● **Element data from apps and pages**:
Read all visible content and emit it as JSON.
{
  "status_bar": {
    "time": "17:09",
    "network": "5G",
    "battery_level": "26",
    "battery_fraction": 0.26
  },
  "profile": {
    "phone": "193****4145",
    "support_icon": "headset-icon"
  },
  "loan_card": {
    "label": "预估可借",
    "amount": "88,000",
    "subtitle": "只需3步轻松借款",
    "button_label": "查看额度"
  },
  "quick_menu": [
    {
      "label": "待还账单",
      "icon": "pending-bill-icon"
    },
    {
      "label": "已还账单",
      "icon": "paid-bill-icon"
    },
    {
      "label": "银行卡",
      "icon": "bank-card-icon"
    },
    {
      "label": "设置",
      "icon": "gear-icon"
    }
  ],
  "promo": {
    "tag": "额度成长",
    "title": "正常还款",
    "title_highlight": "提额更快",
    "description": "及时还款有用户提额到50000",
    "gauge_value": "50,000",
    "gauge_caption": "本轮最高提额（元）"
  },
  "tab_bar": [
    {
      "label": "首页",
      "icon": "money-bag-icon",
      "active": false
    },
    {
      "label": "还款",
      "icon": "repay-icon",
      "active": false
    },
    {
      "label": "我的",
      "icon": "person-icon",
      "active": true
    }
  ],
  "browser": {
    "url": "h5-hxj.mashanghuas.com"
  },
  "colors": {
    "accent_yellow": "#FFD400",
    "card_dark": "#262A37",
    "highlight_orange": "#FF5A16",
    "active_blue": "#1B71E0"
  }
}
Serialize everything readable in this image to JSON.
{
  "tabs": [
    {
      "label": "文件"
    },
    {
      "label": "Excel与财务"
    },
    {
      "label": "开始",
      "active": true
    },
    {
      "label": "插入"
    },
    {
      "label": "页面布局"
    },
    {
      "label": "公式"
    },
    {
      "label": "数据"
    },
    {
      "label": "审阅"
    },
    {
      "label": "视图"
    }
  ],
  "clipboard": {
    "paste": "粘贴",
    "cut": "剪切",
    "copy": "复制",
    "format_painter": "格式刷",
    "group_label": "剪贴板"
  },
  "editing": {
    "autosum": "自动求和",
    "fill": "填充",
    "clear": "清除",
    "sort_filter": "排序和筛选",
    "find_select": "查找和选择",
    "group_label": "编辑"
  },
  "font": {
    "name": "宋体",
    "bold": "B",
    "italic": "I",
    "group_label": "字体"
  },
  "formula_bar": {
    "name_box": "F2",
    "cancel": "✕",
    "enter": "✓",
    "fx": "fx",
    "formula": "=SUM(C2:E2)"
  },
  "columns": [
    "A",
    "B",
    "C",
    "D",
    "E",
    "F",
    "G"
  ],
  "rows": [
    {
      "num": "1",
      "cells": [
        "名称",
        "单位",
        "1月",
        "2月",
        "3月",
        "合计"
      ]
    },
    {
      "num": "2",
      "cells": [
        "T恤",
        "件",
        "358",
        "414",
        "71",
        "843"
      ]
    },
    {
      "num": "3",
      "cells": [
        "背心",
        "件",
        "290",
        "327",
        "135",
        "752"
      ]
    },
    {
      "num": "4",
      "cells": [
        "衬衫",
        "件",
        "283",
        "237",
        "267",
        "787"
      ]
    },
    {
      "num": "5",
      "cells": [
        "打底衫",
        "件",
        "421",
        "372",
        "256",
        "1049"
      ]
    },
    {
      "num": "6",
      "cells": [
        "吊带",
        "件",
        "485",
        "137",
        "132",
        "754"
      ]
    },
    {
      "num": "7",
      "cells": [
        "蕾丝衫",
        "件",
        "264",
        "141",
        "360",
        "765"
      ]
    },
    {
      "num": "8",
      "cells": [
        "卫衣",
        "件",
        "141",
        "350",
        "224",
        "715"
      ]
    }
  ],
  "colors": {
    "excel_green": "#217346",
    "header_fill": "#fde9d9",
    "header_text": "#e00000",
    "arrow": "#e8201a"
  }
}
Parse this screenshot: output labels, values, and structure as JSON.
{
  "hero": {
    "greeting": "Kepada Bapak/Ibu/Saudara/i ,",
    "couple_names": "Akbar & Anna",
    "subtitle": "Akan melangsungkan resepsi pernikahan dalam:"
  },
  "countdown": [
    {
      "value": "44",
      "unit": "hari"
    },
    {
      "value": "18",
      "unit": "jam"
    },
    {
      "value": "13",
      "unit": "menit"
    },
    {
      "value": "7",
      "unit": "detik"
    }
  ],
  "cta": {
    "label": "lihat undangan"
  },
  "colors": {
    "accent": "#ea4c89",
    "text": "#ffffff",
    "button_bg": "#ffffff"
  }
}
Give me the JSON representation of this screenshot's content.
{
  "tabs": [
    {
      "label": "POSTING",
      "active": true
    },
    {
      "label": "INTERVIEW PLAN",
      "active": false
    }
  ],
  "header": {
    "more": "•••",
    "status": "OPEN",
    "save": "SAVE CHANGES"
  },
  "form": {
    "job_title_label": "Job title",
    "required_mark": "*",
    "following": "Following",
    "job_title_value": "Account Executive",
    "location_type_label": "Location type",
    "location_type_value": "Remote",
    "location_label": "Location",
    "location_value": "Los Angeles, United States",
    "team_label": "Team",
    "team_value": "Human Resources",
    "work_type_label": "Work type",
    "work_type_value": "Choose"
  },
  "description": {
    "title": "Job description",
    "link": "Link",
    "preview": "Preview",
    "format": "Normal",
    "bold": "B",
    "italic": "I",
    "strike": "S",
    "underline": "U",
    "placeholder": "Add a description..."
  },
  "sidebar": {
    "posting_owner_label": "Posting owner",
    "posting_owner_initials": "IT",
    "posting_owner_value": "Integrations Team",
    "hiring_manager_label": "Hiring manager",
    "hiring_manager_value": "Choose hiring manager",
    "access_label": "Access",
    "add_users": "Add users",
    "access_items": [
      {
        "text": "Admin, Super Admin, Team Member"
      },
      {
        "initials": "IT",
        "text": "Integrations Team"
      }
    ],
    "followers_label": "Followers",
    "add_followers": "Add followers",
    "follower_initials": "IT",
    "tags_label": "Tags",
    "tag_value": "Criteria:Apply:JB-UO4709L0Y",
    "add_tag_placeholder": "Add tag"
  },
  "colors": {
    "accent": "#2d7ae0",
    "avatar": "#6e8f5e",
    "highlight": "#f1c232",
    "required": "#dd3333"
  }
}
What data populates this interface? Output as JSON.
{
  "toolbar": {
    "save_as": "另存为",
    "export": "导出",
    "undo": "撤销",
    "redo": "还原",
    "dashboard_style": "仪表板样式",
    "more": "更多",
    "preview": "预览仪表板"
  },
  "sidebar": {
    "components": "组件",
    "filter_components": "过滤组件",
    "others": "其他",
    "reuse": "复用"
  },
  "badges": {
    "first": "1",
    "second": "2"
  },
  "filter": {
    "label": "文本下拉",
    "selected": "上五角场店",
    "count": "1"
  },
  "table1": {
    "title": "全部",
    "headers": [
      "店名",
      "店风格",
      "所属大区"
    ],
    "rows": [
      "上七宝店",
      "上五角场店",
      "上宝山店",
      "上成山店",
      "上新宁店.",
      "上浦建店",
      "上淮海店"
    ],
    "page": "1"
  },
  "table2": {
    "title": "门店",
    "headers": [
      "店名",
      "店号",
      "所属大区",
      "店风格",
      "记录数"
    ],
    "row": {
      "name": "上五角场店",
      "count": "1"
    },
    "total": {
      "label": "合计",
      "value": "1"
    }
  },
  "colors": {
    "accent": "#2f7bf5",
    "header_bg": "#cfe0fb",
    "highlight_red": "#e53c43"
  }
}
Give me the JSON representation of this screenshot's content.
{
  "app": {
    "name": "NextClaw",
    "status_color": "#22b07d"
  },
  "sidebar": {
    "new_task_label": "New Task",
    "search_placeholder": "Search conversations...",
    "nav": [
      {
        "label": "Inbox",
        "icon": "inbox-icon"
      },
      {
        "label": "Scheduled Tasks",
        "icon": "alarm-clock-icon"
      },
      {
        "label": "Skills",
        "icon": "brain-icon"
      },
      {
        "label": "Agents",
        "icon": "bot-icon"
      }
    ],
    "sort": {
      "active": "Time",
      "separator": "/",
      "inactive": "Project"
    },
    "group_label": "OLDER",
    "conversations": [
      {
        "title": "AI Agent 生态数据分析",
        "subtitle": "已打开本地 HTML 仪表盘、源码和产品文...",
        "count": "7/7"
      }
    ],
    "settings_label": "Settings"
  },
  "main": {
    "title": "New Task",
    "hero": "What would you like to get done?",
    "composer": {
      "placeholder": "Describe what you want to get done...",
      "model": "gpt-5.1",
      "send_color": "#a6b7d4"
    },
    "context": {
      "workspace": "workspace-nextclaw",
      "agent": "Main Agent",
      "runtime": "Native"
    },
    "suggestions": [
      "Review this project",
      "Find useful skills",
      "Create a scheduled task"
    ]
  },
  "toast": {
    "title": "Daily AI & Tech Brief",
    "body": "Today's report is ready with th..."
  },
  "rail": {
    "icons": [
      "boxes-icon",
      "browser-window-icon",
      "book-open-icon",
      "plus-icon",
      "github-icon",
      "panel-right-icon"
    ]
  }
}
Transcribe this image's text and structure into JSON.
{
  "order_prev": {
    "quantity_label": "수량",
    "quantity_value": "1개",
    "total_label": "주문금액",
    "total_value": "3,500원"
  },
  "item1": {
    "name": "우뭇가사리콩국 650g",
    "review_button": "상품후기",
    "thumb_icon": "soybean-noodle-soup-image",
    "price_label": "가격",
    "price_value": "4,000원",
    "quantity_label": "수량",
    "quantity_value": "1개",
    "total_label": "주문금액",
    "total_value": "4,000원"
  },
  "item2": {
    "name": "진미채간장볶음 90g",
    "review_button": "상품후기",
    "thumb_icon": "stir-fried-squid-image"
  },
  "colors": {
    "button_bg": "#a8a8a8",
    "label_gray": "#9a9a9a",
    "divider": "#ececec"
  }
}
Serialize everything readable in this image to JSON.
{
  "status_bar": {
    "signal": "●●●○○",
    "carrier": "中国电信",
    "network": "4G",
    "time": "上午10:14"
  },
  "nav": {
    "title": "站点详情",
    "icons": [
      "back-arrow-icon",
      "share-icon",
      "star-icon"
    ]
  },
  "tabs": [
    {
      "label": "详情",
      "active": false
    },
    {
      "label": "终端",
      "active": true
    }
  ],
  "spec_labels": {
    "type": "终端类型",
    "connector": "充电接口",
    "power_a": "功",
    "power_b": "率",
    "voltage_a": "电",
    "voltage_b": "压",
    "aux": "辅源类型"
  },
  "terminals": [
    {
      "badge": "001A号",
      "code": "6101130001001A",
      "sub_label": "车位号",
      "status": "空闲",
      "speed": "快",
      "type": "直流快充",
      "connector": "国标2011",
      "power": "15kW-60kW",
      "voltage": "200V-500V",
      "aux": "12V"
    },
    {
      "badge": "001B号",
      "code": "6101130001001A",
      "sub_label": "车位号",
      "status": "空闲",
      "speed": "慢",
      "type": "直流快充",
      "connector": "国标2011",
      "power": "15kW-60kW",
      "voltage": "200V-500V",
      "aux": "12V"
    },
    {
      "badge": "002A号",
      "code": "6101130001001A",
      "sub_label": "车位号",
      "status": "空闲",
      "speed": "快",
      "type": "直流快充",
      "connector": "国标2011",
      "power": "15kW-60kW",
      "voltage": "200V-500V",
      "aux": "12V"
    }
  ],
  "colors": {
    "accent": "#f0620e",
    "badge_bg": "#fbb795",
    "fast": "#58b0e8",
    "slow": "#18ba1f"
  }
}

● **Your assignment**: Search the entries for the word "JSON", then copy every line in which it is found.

● **Reply**:
Read all visible content and emit it as JSON.
Serialize everything readable in this image to JSON.
Parse this screenshot: output labels, values, and structure as JSON.
Give me the JSON representation of this screenshot's content.
What data populates this interface? Output as JSON.
Give me the JSON representation of this screenshot's content.
Transcribe this image's text and structure into JSON.
Serialize everything readable in this image to JSON.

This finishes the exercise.